A few months ago a major study on day care was published in Developmental Psychology which supposedly found no difference in the development of "children who mothers were employed versus children whose mothers were not employed." This latest revelation was supposed to make working mothers feel better about their decision to put their child in day care. In fact, the author of the study (Elizabeth Harvey) said, "Working mothers have a lot of guilt. I hope this study will alleviate some of that guilt."
At the time, many (including me) had questions about the study and wondered if the researchers considered all the data. Now a few months later, it appears that those initial concerns were justified.
For example, the study doesn't distinguish between various child-care arrangements, and seems to fly in the face of common sense. As one commentator put it, "Yuppies who believe class size is crucial to learning and that they can increase their children's IQ by playing Mozart in the nursery think leaving newborns with strangers for 8 to 10 hours a day has no negative impact."

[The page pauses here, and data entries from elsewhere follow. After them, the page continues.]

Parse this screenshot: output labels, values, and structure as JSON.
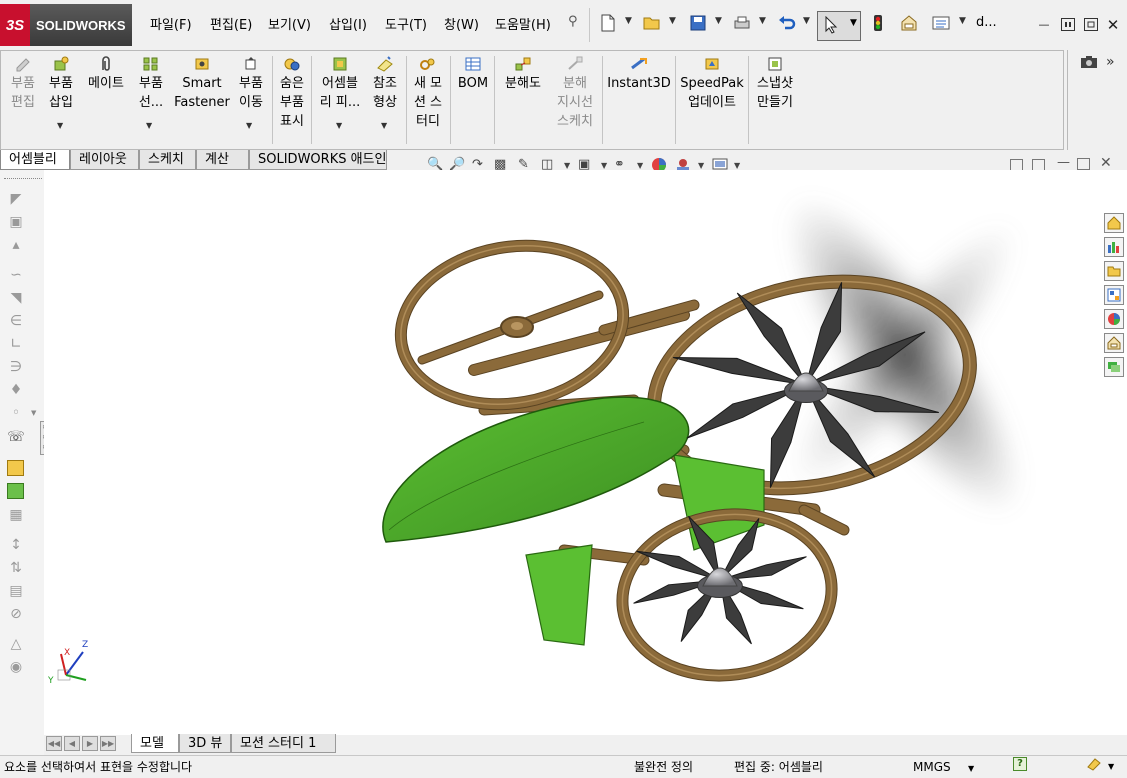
{
  "app": {
    "brand": "SOLIDWORKS",
    "brand_mark": "3S",
    "window_title_short": "d..."
  },
  "menu": [
    "파일(F)",
    "편집(E)",
    "보기(V)",
    "삽입(I)",
    "도구(T)",
    "창(W)",
    "도움말(H)"
  ],
  "commands": [
    {
      "id": "edit-component",
      "label": [
        "부품",
        "편집"
      ],
      "disabled": true
    },
    {
      "id": "insert-component",
      "label": [
        "부품",
        "삽입"
      ],
      "disabled": false
    },
    {
      "id": "mate",
      "label": [
        "메이트"
      ],
      "disabled": false
    },
    {
      "id": "component-pattern",
      "label": [
        "부품",
        "선..."
      ],
      "disabled": false
    },
    {
      "id": "smart-fasteners",
      "label": [
        "Smart",
        "Fastener"
      ],
      "disabled": false
    },
    {
      "id": "move-component",
      "label": [
        "부품",
        "이동"
      ],
      "disabled": false
    },
    {
      "id": "show-hidden",
      "label": [
        "숨은",
        "부품",
        "표시"
      ],
      "disabled": false
    },
    {
      "id": "assembly-features",
      "label": [
        "어셈블",
        "리 피..."
      ],
      "disabled": false
    },
    {
      "id": "reference-geometry",
      "label": [
        "참조",
        "형상"
      ],
      "disabled": false
    },
    {
      "id": "new-motion-study",
      "label": [
        "새 모",
        "션 스",
        "터디"
      ],
      "disabled": false
    },
    {
      "id": "bom",
      "label": [
        "BOM"
      ],
      "disabled": false
    },
    {
      "id": "exploded-view",
      "label": [
        "분해도"
      ],
      "disabled": false
    },
    {
      "id": "explode-line-sketch",
      "label": [
        "분해",
        "지시선",
        "스케치"
      ],
      "disabled": true
    },
    {
      "id": "instant3d",
      "label": [
        "Instant3D"
      ],
      "disabled": false
    },
    {
      "id": "speedpak",
      "label": [
        "SpeedPak",
        "업데이트"
      ],
      "disabled": false
    },
    {
      "id": "snapshot",
      "label": [
        "스냅샷",
        "만들기"
      ],
      "disabled": false
    }
  ],
  "tabs": [
    "어셈블리",
    "레이아웃",
    "스케치",
    "계산",
    "SOLIDWORKS 애드인"
  ],
  "active_tab": "어셈블리",
  "bottom_tabs": [
    "모델",
    "3D 뷰",
    "모션 스터디 1"
  ],
  "active_bottom_tab": "모델",
  "triad": {
    "x": "X",
    "y": "Y",
    "z": "Z"
  },
  "status": {
    "message": "요소를 선택하여서 표현을 수정합니다",
    "definition": "불완전 정의",
    "editing": "편집 중: 어셈블리",
    "units": "MMGS",
    "help": "?"
  },
  "colors": {
    "frame": "#8b6a3a",
    "frame_light": "#b89560",
    "canopy": "#3d8f22",
    "canopy_light": "#5bbf32",
    "blade": "#3c3c3c",
    "hub": "#8f8f95",
    "brand_red": "#c8102e"
  },
  "icons": {
    "new": "new-document-icon",
    "open": "open-folder-icon",
    "save": "save-icon",
    "print": "print-icon",
    "undo": "undo-icon",
    "select": "select-arrow-icon",
    "rebuild": "traffic-light-icon",
    "options": "options-icon"
  }
}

Karl Zinsmeister, writing in the American Enterprise, quoted a letter from a mother with a master's degree in social psychology. "What I saw broke my heart. Babies were lined up, six in a row, crying, waiting for their meals. Toddlers were still in their cribs, some with tear-stained cheeks . . . with looks of having given up hope of personal attachment a long time ago."
Significantly, the study also stopped with 12-year-olds, just before the teen years when emotional problems created by early separation from mothers begin to surface. In attempting to alleviate the guilt of working mothers, I believe the study ignored valid concerns about the emotional needs of children placed in day care.
I'm Kerby Anderson of Probe Ministries, and that's my opinion.